▸ **Records supplied**
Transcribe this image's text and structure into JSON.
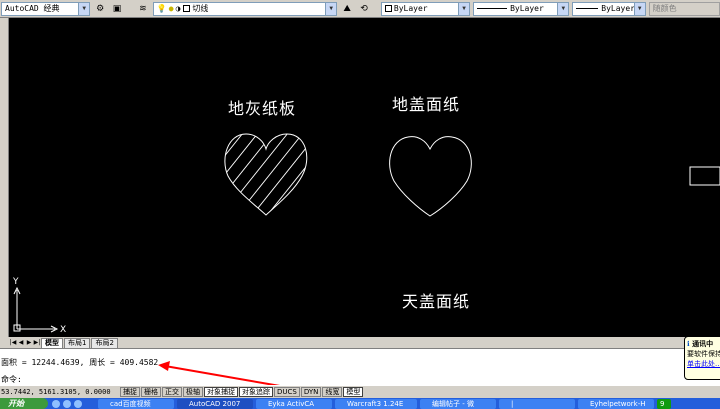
{
  "toolbar": {
    "workspace": "AutoCAD 经典",
    "layer": "切线",
    "color": "ByLayer",
    "linetype": "ByLayer",
    "lineweight": "ByLayer",
    "plotstyle": "随颜色"
  },
  "drawing": {
    "label_left_heart": "地灰纸板",
    "label_right_heart": "地盖面纸",
    "label_bottom": "天盖面纸",
    "ucs_x": "X",
    "ucs_y": "Y"
  },
  "tabs": {
    "model": "模型",
    "layout1": "布局1",
    "layout2": "布局2"
  },
  "command": {
    "result_line": "面积 = 12244.4639, 周长 = 409.4582",
    "prompt": "命令:"
  },
  "status": {
    "coords": "53.7442, 5161.3105, 0.0000",
    "snap": "捕捉",
    "grid": "栅格",
    "ortho": "正交",
    "polar": "极轴",
    "osnap": "对象捕捉",
    "otrack": "对象追踪",
    "ducs": "DUCS",
    "dyn": "DYN",
    "lwt": "线宽",
    "model": "模型"
  },
  "taskbar": {
    "start": "开始",
    "items": [
      "cad百度视频",
      "AutoCAD 2007",
      "Eyka ActivCA",
      "Warcraft3 1.24E",
      "编辑帖子 - 微",
      "|",
      "Eyhelpetwork-H",
      "9"
    ]
  },
  "notification": {
    "title": "通讯中",
    "body": "要软件保持",
    "link": "单击此处..."
  },
  "colors": {
    "canvas": "#000000",
    "drawing_stroke": "#ffffff",
    "annotation_arrow": "#ff0000"
  }
}
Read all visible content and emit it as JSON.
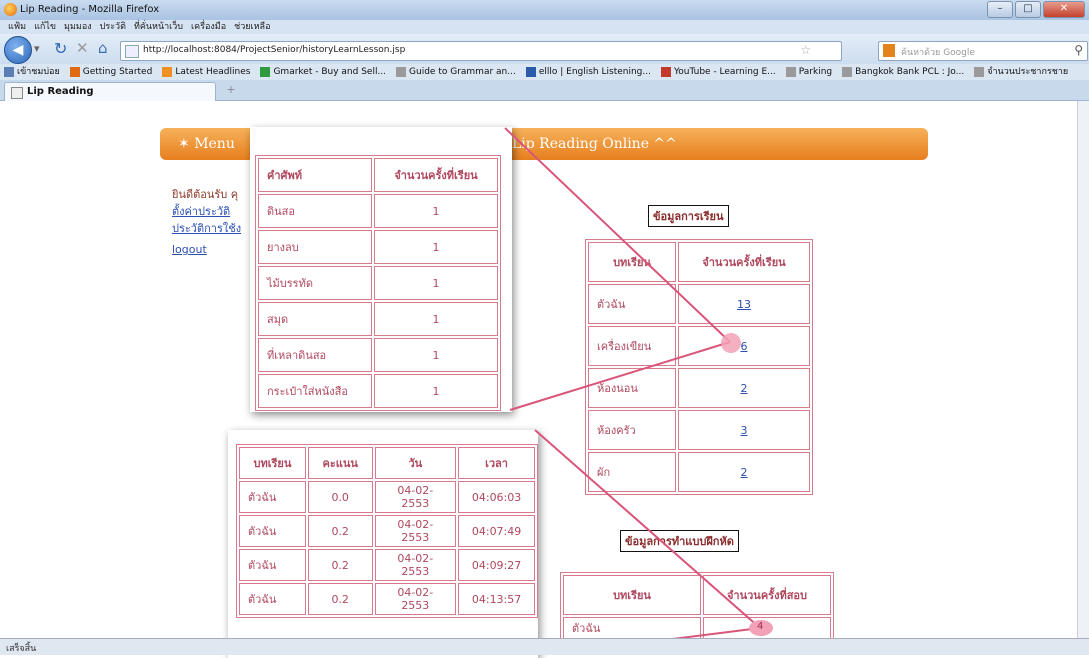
{
  "window": {
    "title": "Lip Reading - Mozilla Firefox",
    "min": "–",
    "max": "□",
    "close": "✕"
  },
  "menubar": [
    "แฟ้ม",
    "แก้ไข",
    "มุมมอง",
    "ประวัติ",
    "ที่คั่นหน้าเว็บ",
    "เครื่องมือ",
    "ช่วยเหลือ"
  ],
  "nav": {
    "url": "http://localhost:8084/ProjectSenior/historyLearnLesson.jsp",
    "search_placeholder": "ค้นหาด้วย Google"
  },
  "bookmarks": [
    {
      "label": "เข้าชมบ่อย",
      "icon": "page-icon",
      "color": "#5a7fb5"
    },
    {
      "label": "Getting Started",
      "icon": "firefox-icon",
      "color": "#e36a10"
    },
    {
      "label": "Latest Headlines",
      "icon": "rss-icon",
      "color": "#f09020"
    },
    {
      "label": "Gmarket - Buy and Sell...",
      "icon": "g-icon",
      "color": "#2c9c3e"
    },
    {
      "label": "Guide to Grammar an...",
      "icon": "page-icon",
      "color": "#999"
    },
    {
      "label": "elllo | English Listening...",
      "icon": "elllo-icon",
      "color": "#2a5aa8"
    },
    {
      "label": "YouTube - Learning E...",
      "icon": "youtube-icon",
      "color": "#c0392b"
    },
    {
      "label": "Parking",
      "icon": "page-icon",
      "color": "#999"
    },
    {
      "label": "Bangkok Bank PCL : Jo...",
      "icon": "page-icon",
      "color": "#999"
    },
    {
      "label": "จำนวนประชากรชาย",
      "icon": "page-icon",
      "color": "#999"
    }
  ],
  "tab": {
    "label": "Lip Reading",
    "new": "+"
  },
  "status": "เสร็จสิ้น",
  "banner": {
    "menu": "Menu",
    "title": "Lip Reading Online ^^",
    "star": "✶"
  },
  "sidebar": {
    "welcome": "ยินดีต้อนรับ คุ",
    "links": [
      "ตั้งค่าประวัติ",
      "ประวัติการใช้ง",
      "logout"
    ]
  },
  "lesson_section": {
    "caption": "ข้อมูลการเรียน",
    "headers": [
      "บทเรียน",
      "จำนวนครั้งที่เรียน"
    ],
    "rows": [
      [
        "ตัวฉัน",
        "13"
      ],
      [
        "เครื่องเขียน",
        "6"
      ],
      [
        "ห้องนอน",
        "2"
      ],
      [
        "ห้องครัว",
        "3"
      ],
      [
        "ผัก",
        "2"
      ]
    ]
  },
  "exercise_section": {
    "caption": "ข้อมูลการทำแบบฝึกหัด",
    "headers": [
      "บทเรียน",
      "จำนวนครั้งที่สอบ"
    ],
    "rows": [
      [
        "ตัวฉัน",
        "4"
      ]
    ]
  },
  "vocab_popup": {
    "headers": [
      "คำศัพท์",
      "จำนวนครั้งที่เรียน"
    ],
    "rows": [
      [
        "ดินสอ",
        "1"
      ],
      [
        "ยางลบ",
        "1"
      ],
      [
        "ไม้บรรทัด",
        "1"
      ],
      [
        "สมุด",
        "1"
      ],
      [
        "ที่เหลาดินสอ",
        "1"
      ],
      [
        "กระเป๋าใส่หนังสือ",
        "1"
      ]
    ]
  },
  "score_popup": {
    "headers": [
      "บทเรียน",
      "คะแนน",
      "วัน",
      "เวลา"
    ],
    "rows": [
      [
        "ตัวฉัน",
        "0.0",
        "04-02-2553",
        "04:06:03"
      ],
      [
        "ตัวฉัน",
        "0.2",
        "04-02-2553",
        "04:07:49"
      ],
      [
        "ตัวฉัน",
        "0.2",
        "04-02-2553",
        "04:09:27"
      ],
      [
        "ตัวฉัน",
        "0.2",
        "04-02-2553",
        "04:13:57"
      ]
    ]
  },
  "colors": {
    "accent": "#e67f1f",
    "table_border": "#d87a8c",
    "table_text": "#b0485e",
    "highlight": "#f2a1b6"
  }
}
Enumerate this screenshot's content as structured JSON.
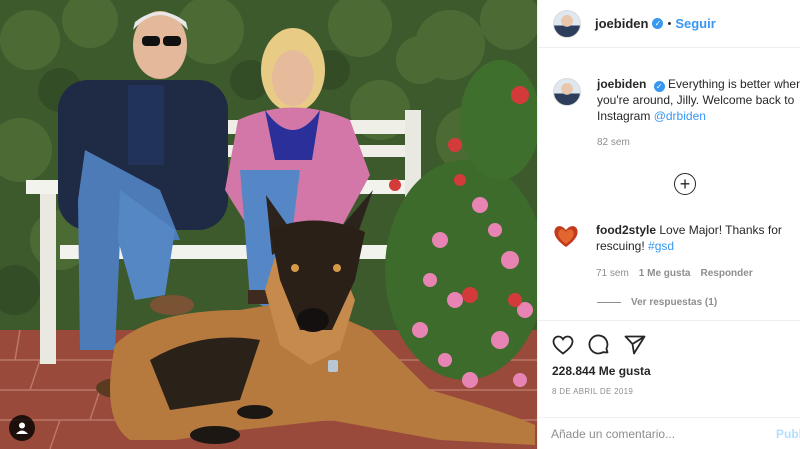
{
  "post": {
    "username": "joebiden",
    "dot": "•",
    "follow_label": "Seguir",
    "caption_user": "joebiden",
    "caption_text": "Everything is better when you're around, Jilly. Welcome back to Instagram",
    "caption_mention": "@drbiden",
    "caption_time": "82 sem"
  },
  "comments": [
    {
      "user": "food2style",
      "text": "Love Major! Thanks for rescuing!",
      "hashtag": "#gsd",
      "time": "71 sem",
      "likes": "1 Me gusta",
      "reply_label": "Responder"
    }
  ],
  "replies_label": "Ver respuestas (1)",
  "likes_label": "228.844 Me gusta",
  "post_date": "8 DE ABRIL DE 2019",
  "comment_input": {
    "placeholder": "Añade un comentario...",
    "value": ""
  },
  "publish_label": "Publicar",
  "icons": [
    "plus-circle-icon",
    "heart-icon",
    "comment-icon",
    "share-icon",
    "user-tag-icon",
    "verified-icon"
  ],
  "colors": {
    "link": "#3897f0",
    "muted": "#8e8e8e",
    "publish_disabled": "#b2dffc",
    "text": "#262626"
  }
}
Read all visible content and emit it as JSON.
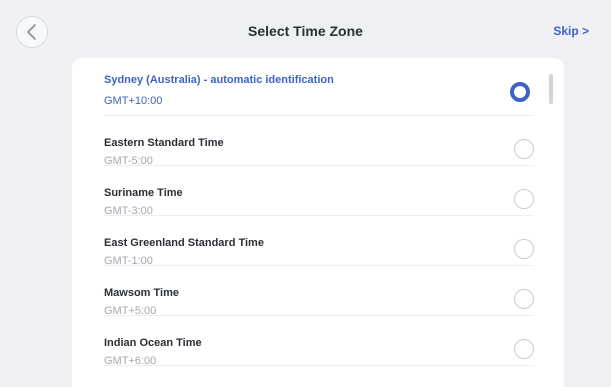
{
  "header": {
    "title": "Select Time Zone",
    "skip_label": "Skip >",
    "back_icon": "chevron-left-icon"
  },
  "timezones": [
    {
      "name": "Sydney (Australia) - automatic identification",
      "offset": "GMT+10:00",
      "selected": true
    },
    {
      "name": "Eastern Standard Time",
      "offset": "GMT-5:00",
      "selected": false
    },
    {
      "name": "Suriname Time",
      "offset": "GMT-3:00",
      "selected": false
    },
    {
      "name": "East Greenland Standard Time",
      "offset": "GMT-1:00",
      "selected": false
    },
    {
      "name": "Mawsom Time",
      "offset": "GMT+5:00",
      "selected": false
    },
    {
      "name": "Indian Ocean Time",
      "offset": "GMT+6:00",
      "selected": false
    }
  ],
  "colors": {
    "accent": "#3d63c4",
    "background": "#eef0f3",
    "card": "#ffffff",
    "muted_text": "#a3a8b0"
  }
}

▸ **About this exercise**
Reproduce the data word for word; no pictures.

▸ **Output for this exercise**
Transcribe this image's text and structure into JSON.
{
  "toolbar": {
    "workspace": "AutoCAD 经典",
    "layer": "切线",
    "color": "ByLayer",
    "linetype": "ByLayer",
    "lineweight": "ByLayer",
    "plotstyle": "随颜色"
  },
  "drawing": {
    "label_left_heart": "地灰纸板",
    "label_right_heart": "地盖面纸",
    "label_bottom": "天盖面纸",
    "ucs_x": "X",
    "ucs_y": "Y"
  },
  "tabs": {
    "model": "模型",
    "layout1": "布局1",
    "layout2": "布局2"
  },
  "command": {
    "result_line": "面积 = 12244.4639, 周长 = 409.4582",
    "prompt": "命令:"
  },
  "status": {
    "coords": "53.7442, 5161.3105, 0.0000",
    "snap": "捕捉",
    "grid": "栅格",
    "ortho": "正交",
    "polar": "极轴",
    "osnap": "对象捕捉",
    "otrack": "对象追踪",
    "ducs": "DUCS",
    "dyn": "DYN",
    "lwt": "线宽",
    "model": "模型"
  },
  "taskbar": {
    "start": "开始",
    "items": [
      "cad百度视频",
      "AutoCAD 2007",
      "Eyka ActivCA",
      "Warcraft3 1.24E",
      "编辑帖子 - 微",
      "|",
      "Eyhelpetwork-H",
      "9"
    ]
  },
  "notification": {
    "title": "通讯中",
    "body": "要软件保持",
    "link": "单击此处..."
  },
  "colors": {
    "canvas": "#000000",
    "drawing_stroke": "#ffffff",
    "annotation_arrow": "#ff0000"
  }
}
Read all visible content and emit it as JSON.
{
  "window": {
    "title": "Lip Reading - Mozilla Firefox",
    "min": "–",
    "max": "□",
    "close": "✕"
  },
  "menubar": [
    "แฟ้ม",
    "แก้ไข",
    "มุมมอง",
    "ประวัติ",
    "ที่คั่นหน้าเว็บ",
    "เครื่องมือ",
    "ช่วยเหลือ"
  ],
  "nav": {
    "url": "http://localhost:8084/ProjectSenior/historyLearnLesson.jsp",
    "search_placeholder": "ค้นหาด้วย Google"
  },
  "bookmarks": [
    {
      "label": "เข้าชมบ่อย",
      "icon": "page-icon",
      "color": "#5a7fb5"
    },
    {
      "label": "Getting Started",
      "icon": "firefox-icon",
      "color": "#e36a10"
    },
    {
      "label": "Latest Headlines",
      "icon": "rss-icon",
      "color": "#f09020"
    },
    {
      "label": "Gmarket - Buy and Sell...",
      "icon": "g-icon",
      "color": "#2c9c3e"
    },
    {
      "label": "Guide to Grammar an...",
      "icon": "page-icon",
      "color": "#999"
    },
    {
      "label": "elllo | English Listening...",
      "icon": "elllo-icon",
      "color": "#2a5aa8"
    },
    {
      "label": "YouTube - Learning E...",
      "icon": "youtube-icon",
      "color": "#c0392b"
    },
    {
      "label": "Parking",
      "icon": "page-icon",
      "color": "#999"
    },
    {
      "label": "Bangkok Bank PCL : Jo...",
      "icon": "page-icon",
      "color": "#999"
    },
    {
      "label": "จำนวนประชากรชาย",
      "icon": "page-icon",
      "color": "#999"
    }
  ],
  "tab": {
    "label": "Lip Reading",
    "new": "+"
  },
  "status": "เสร็จสิ้น",
  "banner": {
    "menu": "Menu",
    "title": "Lip Reading Online ^^",
    "star": "✶"
  },
  "sidebar": {
    "welcome": "ยินดีต้อนรับ คุ",
    "links": [
      "ตั้งค่าประวัติ",
      "ประวัติการใช้ง",
      "logout"
    ]
  },
  "lesson_section": {
    "caption": "ข้อมูลการเรียน",
    "headers": [
      "บทเรียน",
      "จำนวนครั้งที่เรียน"
    ],
    "rows": [
      [
        "ตัวฉัน",
        "13"
      ],
      [
        "เครื่องเขียน",
        "6"
      ],
      [
        "ห้องนอน",
        "2"
      ],
      [
        "ห้องครัว",
        "3"
      ],
      [
        "ผัก",
        "2"
      ]
    ]
  },
  "exercise_section": {
    "caption": "ข้อมูลการทำแบบฝึกหัด",
    "headers": [
      "บทเรียน",
      "จำนวนครั้งที่สอบ"
    ],
    "rows": [
      [
        "ตัวฉัน",
        "4"
      ]
    ]
  },
  "vocab_popup": {
    "headers": [
      "คำศัพท์",
      "จำนวนครั้งที่เรียน"
    ],
    "rows": [
      [
        "ดินสอ",
        "1"
      ],
      [
        "ยางลบ",
        "1"
      ],
      [
        "ไม้บรรทัด",
        "1"
      ],
      [
        "สมุด",
        "1"
      ],
      [
        "ที่เหลาดินสอ",
        "1"
      ],
      [
        "กระเป๋าใส่หนังสือ",
        "1"
      ]
    ]
  },
  "score_popup": {
    "headers": [
      "บทเรียน",
      "คะแนน",
      "วัน",
      "เวลา"
    ],
    "rows": [
      [
        "ตัวฉัน",
        "0.0",
        "04-02-2553",
        "04:06:03"
      ],
      [
        "ตัวฉัน",
        "0.2",
        "04-02-2553",
        "04:07:49"
      ],
      [
        "ตัวฉัน",
        "0.2",
        "04-02-2553",
        "04:09:27"
      ],
      [
        "ตัวฉัน",
        "0.2",
        "04-02-2553",
        "04:13:57"
      ]
    ]
  },
  "colors": {
    "accent": "#e67f1f",
    "table_border": "#d87a8c",
    "table_text": "#b0485e",
    "highlight": "#f2a1b6"
  }
}
Enumerate this screenshot's content as structured JSON.
{
  "post": {
    "username": "joebiden",
    "dot": "•",
    "follow_label": "Seguir",
    "caption_user": "joebiden",
    "caption_text": "Everything is better when you're around, Jilly. Welcome back to Instagram",
    "caption_mention": "@drbiden",
    "caption_time": "82 sem"
  },
  "comments": [
    {
      "user": "food2style",
      "text": "Love Major! Thanks for rescuing!",
      "hashtag": "#gsd",
      "time": "71 sem",
      "likes": "1 Me gusta",
      "reply_label": "Responder"
    }
  ],
  "replies_label": "Ver respuestas (1)",
  "likes_label": "228.844 Me gusta",
  "post_date": "8 DE ABRIL DE 2019",
  "comment_input": {
    "placeholder": "Añade un comentario...",
    "value": ""
  },
  "publish_label": "Publicar",
  "icons": [
    "plus-circle-icon",
    "heart-icon",
    "comment-icon",
    "share-icon",
    "user-tag-icon",
    "verified-icon"
  ],
  "colors": {
    "link": "#3897f0",
    "muted": "#8e8e8e",
    "publish_disabled": "#b2dffc",
    "text": "#262626"
  }
}
Read all visible content and emit it as JSON.
{
  "header": {
    "title": "Select Time Zone",
    "skip_label": "Skip >",
    "back_icon": "chevron-left-icon"
  },
  "timezones": [
    {
      "name": "Sydney (Australia) - automatic identification",
      "offset": "GMT+10:00",
      "selected": true
    },
    {
      "name": "Eastern Standard Time",
      "offset": "GMT-5:00",
      "selected": false
    },
    {
      "name": "Suriname Time",
      "offset": "GMT-3:00",
      "selected": false
    },
    {
      "name": "East Greenland Standard Time",
      "offset": "GMT-1:00",
      "selected": false
    },
    {
      "name": "Mawsom Time",
      "offset": "GMT+5:00",
      "selected": false
    },
    {
      "name": "Indian Ocean Time",
      "offset": "GMT+6:00",
      "selected": false
    }
  ],
  "colors": {
    "accent": "#3d63c4",
    "background": "#eef0f3",
    "card": "#ffffff",
    "muted_text": "#a3a8b0"
  }
}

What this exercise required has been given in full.